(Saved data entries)
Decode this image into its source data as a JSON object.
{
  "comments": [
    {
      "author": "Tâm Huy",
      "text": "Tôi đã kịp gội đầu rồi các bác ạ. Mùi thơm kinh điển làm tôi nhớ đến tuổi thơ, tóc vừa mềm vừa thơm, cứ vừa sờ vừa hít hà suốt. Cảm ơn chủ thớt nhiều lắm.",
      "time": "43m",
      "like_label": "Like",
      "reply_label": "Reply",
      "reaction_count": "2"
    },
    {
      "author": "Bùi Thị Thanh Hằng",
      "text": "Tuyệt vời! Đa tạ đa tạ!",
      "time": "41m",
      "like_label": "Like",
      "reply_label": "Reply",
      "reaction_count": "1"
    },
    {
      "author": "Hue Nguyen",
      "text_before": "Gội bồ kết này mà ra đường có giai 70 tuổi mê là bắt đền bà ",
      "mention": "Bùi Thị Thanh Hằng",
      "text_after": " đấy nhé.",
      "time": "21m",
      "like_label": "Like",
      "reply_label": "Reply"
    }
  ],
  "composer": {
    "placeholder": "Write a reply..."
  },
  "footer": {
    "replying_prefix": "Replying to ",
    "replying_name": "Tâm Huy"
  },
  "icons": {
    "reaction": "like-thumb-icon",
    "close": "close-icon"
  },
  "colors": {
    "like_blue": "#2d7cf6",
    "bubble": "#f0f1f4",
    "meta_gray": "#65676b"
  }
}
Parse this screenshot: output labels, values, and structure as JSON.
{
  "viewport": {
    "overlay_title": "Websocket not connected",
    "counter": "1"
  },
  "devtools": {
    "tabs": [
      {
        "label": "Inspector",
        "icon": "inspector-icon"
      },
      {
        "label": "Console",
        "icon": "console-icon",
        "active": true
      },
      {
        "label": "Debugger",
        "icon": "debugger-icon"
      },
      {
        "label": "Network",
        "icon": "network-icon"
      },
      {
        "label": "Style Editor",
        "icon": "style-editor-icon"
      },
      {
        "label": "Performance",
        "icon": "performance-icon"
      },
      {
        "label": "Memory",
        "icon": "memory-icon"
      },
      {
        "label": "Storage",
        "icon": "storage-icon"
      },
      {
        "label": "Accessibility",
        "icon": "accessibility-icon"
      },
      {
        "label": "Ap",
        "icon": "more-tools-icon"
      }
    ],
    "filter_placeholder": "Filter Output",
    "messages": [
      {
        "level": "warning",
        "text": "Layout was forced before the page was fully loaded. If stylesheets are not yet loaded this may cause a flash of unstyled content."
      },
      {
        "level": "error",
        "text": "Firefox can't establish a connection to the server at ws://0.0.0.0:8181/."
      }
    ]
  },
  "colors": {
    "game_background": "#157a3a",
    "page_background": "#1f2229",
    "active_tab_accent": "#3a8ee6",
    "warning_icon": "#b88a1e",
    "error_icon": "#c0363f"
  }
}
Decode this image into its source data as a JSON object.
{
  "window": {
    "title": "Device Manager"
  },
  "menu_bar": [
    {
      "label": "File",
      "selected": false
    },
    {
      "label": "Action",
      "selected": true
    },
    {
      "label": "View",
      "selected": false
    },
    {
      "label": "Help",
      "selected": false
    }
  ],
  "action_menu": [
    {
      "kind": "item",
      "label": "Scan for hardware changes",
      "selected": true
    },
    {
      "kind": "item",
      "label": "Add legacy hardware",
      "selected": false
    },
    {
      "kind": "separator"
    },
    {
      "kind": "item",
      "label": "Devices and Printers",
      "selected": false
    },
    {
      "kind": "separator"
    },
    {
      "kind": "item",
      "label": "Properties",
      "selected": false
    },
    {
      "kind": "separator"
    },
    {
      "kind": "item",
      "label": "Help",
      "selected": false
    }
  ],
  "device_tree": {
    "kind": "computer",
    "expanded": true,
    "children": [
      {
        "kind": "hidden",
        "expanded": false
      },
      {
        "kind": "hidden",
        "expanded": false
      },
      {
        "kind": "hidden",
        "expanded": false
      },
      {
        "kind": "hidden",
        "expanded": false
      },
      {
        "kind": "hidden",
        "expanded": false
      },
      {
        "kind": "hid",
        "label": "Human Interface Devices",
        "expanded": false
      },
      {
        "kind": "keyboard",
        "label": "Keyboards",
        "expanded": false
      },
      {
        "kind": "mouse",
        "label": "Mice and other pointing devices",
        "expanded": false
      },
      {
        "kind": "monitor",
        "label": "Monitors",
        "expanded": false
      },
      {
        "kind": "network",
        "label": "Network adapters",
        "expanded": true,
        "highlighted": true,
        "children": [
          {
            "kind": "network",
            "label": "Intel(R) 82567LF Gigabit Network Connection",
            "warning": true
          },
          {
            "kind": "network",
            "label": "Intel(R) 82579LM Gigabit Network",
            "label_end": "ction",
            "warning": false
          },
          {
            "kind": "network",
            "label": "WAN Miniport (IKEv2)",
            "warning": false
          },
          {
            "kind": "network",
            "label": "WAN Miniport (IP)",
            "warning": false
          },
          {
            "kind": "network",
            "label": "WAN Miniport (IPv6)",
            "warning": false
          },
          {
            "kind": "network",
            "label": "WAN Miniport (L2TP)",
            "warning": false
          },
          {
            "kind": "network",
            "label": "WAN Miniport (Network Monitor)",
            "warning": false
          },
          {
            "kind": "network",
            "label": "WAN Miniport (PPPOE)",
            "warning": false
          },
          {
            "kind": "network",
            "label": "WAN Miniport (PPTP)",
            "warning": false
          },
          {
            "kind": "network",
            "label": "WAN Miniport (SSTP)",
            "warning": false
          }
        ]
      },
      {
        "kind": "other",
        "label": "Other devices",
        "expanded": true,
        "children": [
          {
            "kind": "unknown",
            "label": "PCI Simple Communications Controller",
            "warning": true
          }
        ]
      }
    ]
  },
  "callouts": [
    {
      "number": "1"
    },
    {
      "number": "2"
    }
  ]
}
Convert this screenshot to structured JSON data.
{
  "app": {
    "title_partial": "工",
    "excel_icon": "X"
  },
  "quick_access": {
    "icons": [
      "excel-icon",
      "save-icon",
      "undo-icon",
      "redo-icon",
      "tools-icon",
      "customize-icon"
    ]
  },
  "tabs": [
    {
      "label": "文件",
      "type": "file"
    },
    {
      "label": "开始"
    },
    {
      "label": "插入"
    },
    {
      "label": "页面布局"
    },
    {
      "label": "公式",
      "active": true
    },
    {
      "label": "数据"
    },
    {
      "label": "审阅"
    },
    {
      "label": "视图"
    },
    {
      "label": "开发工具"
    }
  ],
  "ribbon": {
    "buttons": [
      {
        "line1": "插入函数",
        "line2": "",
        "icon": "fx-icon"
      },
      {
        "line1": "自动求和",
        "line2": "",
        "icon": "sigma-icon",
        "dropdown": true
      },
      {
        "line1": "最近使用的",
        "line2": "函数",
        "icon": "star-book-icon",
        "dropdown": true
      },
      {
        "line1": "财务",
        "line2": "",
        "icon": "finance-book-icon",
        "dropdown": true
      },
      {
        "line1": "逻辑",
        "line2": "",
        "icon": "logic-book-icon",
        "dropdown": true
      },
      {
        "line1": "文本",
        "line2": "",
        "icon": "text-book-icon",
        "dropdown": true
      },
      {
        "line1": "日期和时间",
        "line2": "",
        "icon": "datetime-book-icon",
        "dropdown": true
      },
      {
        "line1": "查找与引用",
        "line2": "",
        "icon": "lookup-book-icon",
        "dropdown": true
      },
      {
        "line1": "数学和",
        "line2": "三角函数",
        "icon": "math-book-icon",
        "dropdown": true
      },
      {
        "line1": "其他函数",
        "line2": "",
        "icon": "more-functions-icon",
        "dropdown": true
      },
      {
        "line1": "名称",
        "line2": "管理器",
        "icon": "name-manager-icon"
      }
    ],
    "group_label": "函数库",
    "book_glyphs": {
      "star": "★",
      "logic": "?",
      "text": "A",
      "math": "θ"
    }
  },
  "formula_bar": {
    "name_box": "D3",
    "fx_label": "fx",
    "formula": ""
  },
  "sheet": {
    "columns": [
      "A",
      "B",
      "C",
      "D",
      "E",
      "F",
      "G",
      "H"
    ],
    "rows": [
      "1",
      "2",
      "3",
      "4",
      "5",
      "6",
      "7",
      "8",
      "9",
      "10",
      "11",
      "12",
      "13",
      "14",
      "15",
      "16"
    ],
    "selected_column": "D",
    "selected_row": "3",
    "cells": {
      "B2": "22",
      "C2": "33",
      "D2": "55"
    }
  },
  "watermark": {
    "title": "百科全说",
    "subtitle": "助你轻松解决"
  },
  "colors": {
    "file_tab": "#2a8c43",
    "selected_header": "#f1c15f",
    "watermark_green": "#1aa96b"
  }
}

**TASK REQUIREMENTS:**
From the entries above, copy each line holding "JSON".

**THE ANSWER:**
Decode this image into its source data as a JSON object.
Parse this screenshot: output labels, values, and structure as JSON.
Decode this image into its source data as a JSON object.
Convert this screenshot to structured JSON data.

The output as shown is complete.